In practice – and, perhaps given the quick turnaround of the project, not surprisingly – it’s a patchy affair; occasionally satisfying but a bit of a mess. Taking its lead from the Victorian novel (though only loosely), The Prisoner of Windsor sees Prince William swap places with a Romanian gardener Romulus – a man who bares an uncanny resemblance to Wills thanks to Prince Philip’s extra-marital dalliances in Eastern Europe. Both prisoners in their own way – Wills trapped by a life of formality and Romulus threatened with deportation – they only truly find their voices in their new roles.
Voice, speech, and language are all key themes here. Butcher has Wills struck down with the same affliction that so dogged his grandfather ‘Bertie’ – as documented in The King’s Speech. Gripped by nerves, he becomes unable to say any words directly connected with the wedding, particularly those beginning with ‘w’ and most debilitating of all, the phrase “I will.” Enter an Aussie called Geoffrey who will attempt to cure the Prince in return for Australia becoming a republic…
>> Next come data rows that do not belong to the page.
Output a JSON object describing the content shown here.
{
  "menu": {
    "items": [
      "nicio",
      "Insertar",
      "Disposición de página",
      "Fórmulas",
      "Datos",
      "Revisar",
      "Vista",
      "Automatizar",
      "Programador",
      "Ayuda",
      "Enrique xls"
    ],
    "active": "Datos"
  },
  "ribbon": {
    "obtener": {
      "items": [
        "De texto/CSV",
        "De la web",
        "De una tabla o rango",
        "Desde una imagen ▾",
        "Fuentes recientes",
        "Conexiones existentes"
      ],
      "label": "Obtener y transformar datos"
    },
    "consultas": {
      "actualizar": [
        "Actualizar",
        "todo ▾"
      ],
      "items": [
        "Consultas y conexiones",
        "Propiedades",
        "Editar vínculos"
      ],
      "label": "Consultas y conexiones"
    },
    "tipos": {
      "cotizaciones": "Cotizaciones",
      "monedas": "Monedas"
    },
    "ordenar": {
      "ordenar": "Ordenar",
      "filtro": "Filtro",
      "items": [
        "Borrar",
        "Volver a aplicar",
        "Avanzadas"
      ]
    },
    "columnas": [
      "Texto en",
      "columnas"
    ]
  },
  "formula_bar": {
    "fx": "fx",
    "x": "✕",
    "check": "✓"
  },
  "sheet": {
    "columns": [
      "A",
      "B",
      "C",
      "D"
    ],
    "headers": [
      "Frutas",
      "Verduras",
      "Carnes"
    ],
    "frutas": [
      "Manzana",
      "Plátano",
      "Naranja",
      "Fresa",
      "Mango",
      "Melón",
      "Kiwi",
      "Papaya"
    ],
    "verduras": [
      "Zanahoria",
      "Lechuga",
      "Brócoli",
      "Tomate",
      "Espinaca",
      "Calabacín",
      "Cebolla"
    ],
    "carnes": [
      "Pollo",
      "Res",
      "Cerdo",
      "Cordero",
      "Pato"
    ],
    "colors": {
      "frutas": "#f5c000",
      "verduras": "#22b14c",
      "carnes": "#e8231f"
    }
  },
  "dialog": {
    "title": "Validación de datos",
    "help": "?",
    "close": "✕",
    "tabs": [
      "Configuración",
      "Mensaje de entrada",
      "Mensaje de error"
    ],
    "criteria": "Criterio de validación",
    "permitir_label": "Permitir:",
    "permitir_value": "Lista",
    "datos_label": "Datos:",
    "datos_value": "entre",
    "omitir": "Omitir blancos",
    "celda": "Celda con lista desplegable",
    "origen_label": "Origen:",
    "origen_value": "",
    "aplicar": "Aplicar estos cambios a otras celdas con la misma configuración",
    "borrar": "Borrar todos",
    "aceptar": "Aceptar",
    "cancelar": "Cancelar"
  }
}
Romulus meanwhile is a philosopher and rhetorical genius without an audience, until he uses his fine words to woo Kate on Wills’ behalf and, ultimately, step into the Prince’s shoes. Both John Sheerman as stammering Wills and Nick Malinowski as the learned Romulus give decent comic performers; it’s just a shame they don’t meet until what proves to be the much more enjoyable second half.
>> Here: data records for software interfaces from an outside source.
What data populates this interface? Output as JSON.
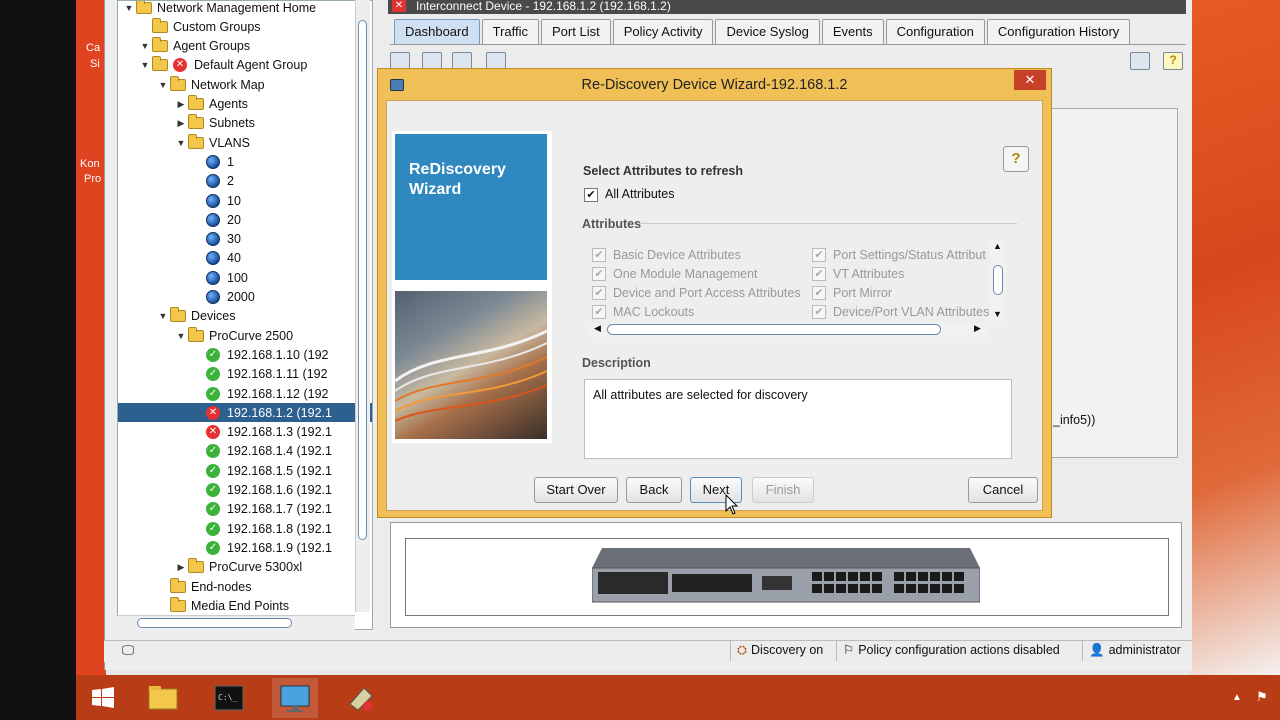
{
  "desktop": {
    "icon_labels": [
      "Ca",
      "Si",
      "Kon",
      "Pro"
    ]
  },
  "tree": {
    "items": [
      {
        "label": "Network Management Home",
        "indent": 0,
        "icon": "folder",
        "tw": "▼"
      },
      {
        "label": "Custom Groups",
        "indent": 1,
        "icon": "folder",
        "tw": ""
      },
      {
        "label": "Agent Groups",
        "indent": 1,
        "icon": "folder",
        "tw": "▼"
      },
      {
        "label": "Default Agent Group",
        "indent": 2,
        "icon": "folder-error",
        "tw": "▼"
      },
      {
        "label": "Network Map",
        "indent": 3,
        "icon": "folder",
        "tw": "▼"
      },
      {
        "label": "Agents",
        "indent": 4,
        "icon": "folder",
        "tw": "▶"
      },
      {
        "label": "Subnets",
        "indent": 4,
        "icon": "folder",
        "tw": "▶"
      },
      {
        "label": "VLANS",
        "indent": 4,
        "icon": "folder",
        "tw": "▼"
      },
      {
        "label": "1",
        "indent": 5,
        "icon": "globe",
        "tw": ""
      },
      {
        "label": "2",
        "indent": 5,
        "icon": "globe",
        "tw": ""
      },
      {
        "label": "10",
        "indent": 5,
        "icon": "globe",
        "tw": ""
      },
      {
        "label": "20",
        "indent": 5,
        "icon": "globe",
        "tw": ""
      },
      {
        "label": "30",
        "indent": 5,
        "icon": "globe",
        "tw": ""
      },
      {
        "label": "40",
        "indent": 5,
        "icon": "globe",
        "tw": ""
      },
      {
        "label": "100",
        "indent": 5,
        "icon": "globe",
        "tw": ""
      },
      {
        "label": "2000",
        "indent": 5,
        "icon": "globe",
        "tw": ""
      },
      {
        "label": "Devices",
        "indent": 3,
        "icon": "folder",
        "tw": "▼"
      },
      {
        "label": "ProCurve 2500",
        "indent": 4,
        "icon": "folder",
        "tw": "▼"
      },
      {
        "label": "192.168.1.10 (192",
        "indent": 5,
        "icon": "ok",
        "tw": ""
      },
      {
        "label": "192.168.1.11 (192",
        "indent": 5,
        "icon": "ok",
        "tw": ""
      },
      {
        "label": "192.168.1.12 (192",
        "indent": 5,
        "icon": "ok",
        "tw": ""
      },
      {
        "label": "192.168.1.2 (192.1",
        "indent": 5,
        "icon": "err",
        "tw": "",
        "selected": true
      },
      {
        "label": "192.168.1.3 (192.1",
        "indent": 5,
        "icon": "err",
        "tw": ""
      },
      {
        "label": "192.168.1.4 (192.1",
        "indent": 5,
        "icon": "ok",
        "tw": ""
      },
      {
        "label": "192.168.1.5 (192.1",
        "indent": 5,
        "icon": "ok",
        "tw": ""
      },
      {
        "label": "192.168.1.6 (192.1",
        "indent": 5,
        "icon": "ok",
        "tw": ""
      },
      {
        "label": "192.168.1.7 (192.1",
        "indent": 5,
        "icon": "ok",
        "tw": ""
      },
      {
        "label": "192.168.1.8 (192.1",
        "indent": 5,
        "icon": "ok",
        "tw": ""
      },
      {
        "label": "192.168.1.9 (192.1",
        "indent": 5,
        "icon": "ok",
        "tw": ""
      },
      {
        "label": "ProCurve 5300xl",
        "indent": 4,
        "icon": "folder",
        "tw": "▶"
      },
      {
        "label": "End-nodes",
        "indent": 3,
        "icon": "folder",
        "tw": ""
      },
      {
        "label": "Media End Points",
        "indent": 3,
        "icon": "folder",
        "tw": ""
      }
    ]
  },
  "window": {
    "title": "Interconnect Device - 192.168.1.2 (192.168.1.2)",
    "tabs": [
      "Dashboard",
      "Traffic",
      "Port List",
      "Policy Activity",
      "Device Syslog",
      "Events",
      "Configuration",
      "Configuration History"
    ],
    "active_tab": "Dashboard",
    "partial_text": "_info5))"
  },
  "dialog": {
    "title": "Re-Discovery Device Wizard-192.168.1.2",
    "close_glyph": "✕",
    "wizard_title_line1": "ReDiscovery",
    "wizard_title_line2": "Wizard",
    "help_glyph": "?",
    "select_label": "Select Attributes to refresh",
    "all_attributes_label": "All Attributes",
    "all_attributes_checked": true,
    "attributes_title": "Attributes",
    "attributes_left": [
      "Basic Device Attributes",
      "One Module Management",
      "Device and Port Access Attributes",
      "MAC Lockouts"
    ],
    "attributes_right": [
      "Port Settings/Status Attribut",
      "VT Attributes",
      "Port Mirror",
      "Device/Port VLAN Attributes"
    ],
    "description_title": "Description",
    "description_text": "All attributes are selected for discovery",
    "buttons": {
      "start_over": "Start Over",
      "back": "Back",
      "next": "Next",
      "finish": "Finish",
      "cancel": "Cancel"
    }
  },
  "status_bar": {
    "discovery": "Discovery on",
    "policy": "Policy configuration actions disabled",
    "user": "administrator"
  },
  "colors": {
    "dialog_frame": "#f0c057",
    "wizard_blue": "#2f88c0",
    "taskbar": "#b83d16",
    "selection": "#2d5f8f"
  }
}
Having played host to a series of great comics recently including Bill Bailey, Frisky and Mannish and Colin Hoult, Leicester Square Theatre has a reputation for staging ‘funny’. So – with the venue itself having a hand in this production – it was reasonable to think that The Prisoner of Windsor would deliver on the laughs front. Unfortunately, this is isn’t the case, especially early on. The humour is pretty broad stuff with several jokes failing to land, although things do pick up a bit as the play takes on a more conventional farce set-up. This upward trajectory continues and the production ends on a relative high. The closing scenes take place during the wedding ceremony itself, and Butcher has real fun in allowing the audience to hear what Wills, Kate, the Queen and Prince Philip were “really” saying during those lengthy sermons.
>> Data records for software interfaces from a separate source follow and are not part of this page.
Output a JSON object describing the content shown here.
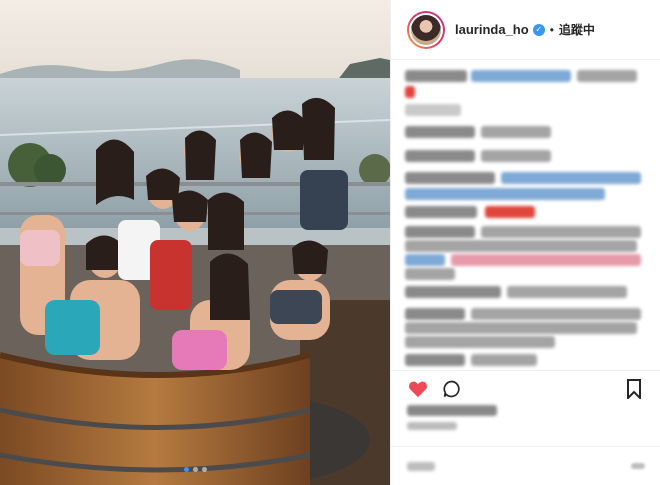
{
  "post": {
    "username": "laurinda_ho",
    "verified_icon": "verified-badge-icon",
    "separator": "•",
    "follow_label": "追蹤中",
    "photo_description_icon": "group-photo-hot-tub",
    "carousel": {
      "count": 3,
      "active_index": 1
    }
  },
  "actions": {
    "like_icon": "heart-filled-icon",
    "like_color": "#ed4956",
    "comment_icon": "speech-bubble-icon",
    "bookmark_icon": "bookmark-icon"
  },
  "colors": {
    "accent": "#3897f0",
    "text": "#262626",
    "border": "#efefef"
  }
}
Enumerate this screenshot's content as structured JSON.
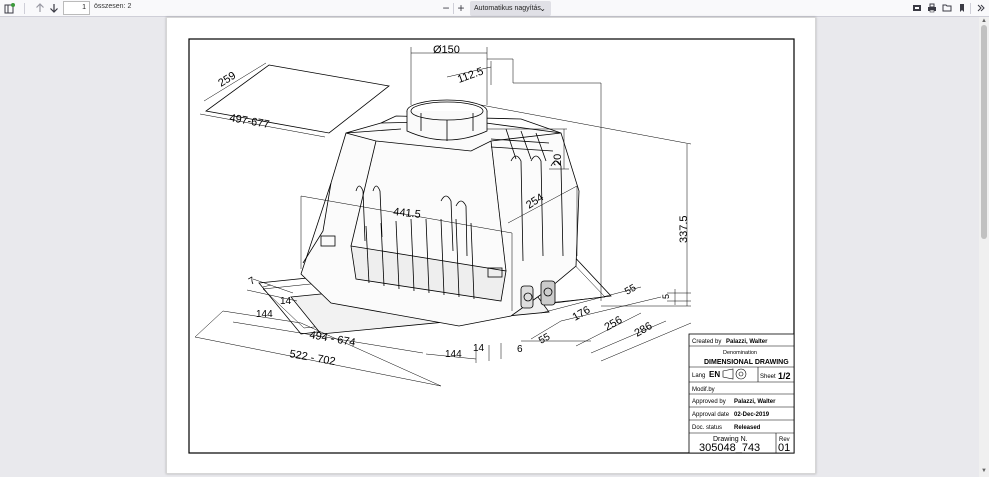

It’s rough around the edges and probably not as funny as it needs to be, but it features some decent lead performances and while much of the set-up seems to have been planned before the wedding, there is enough material based on the events themselves to amuse; in fact this is the material that works best.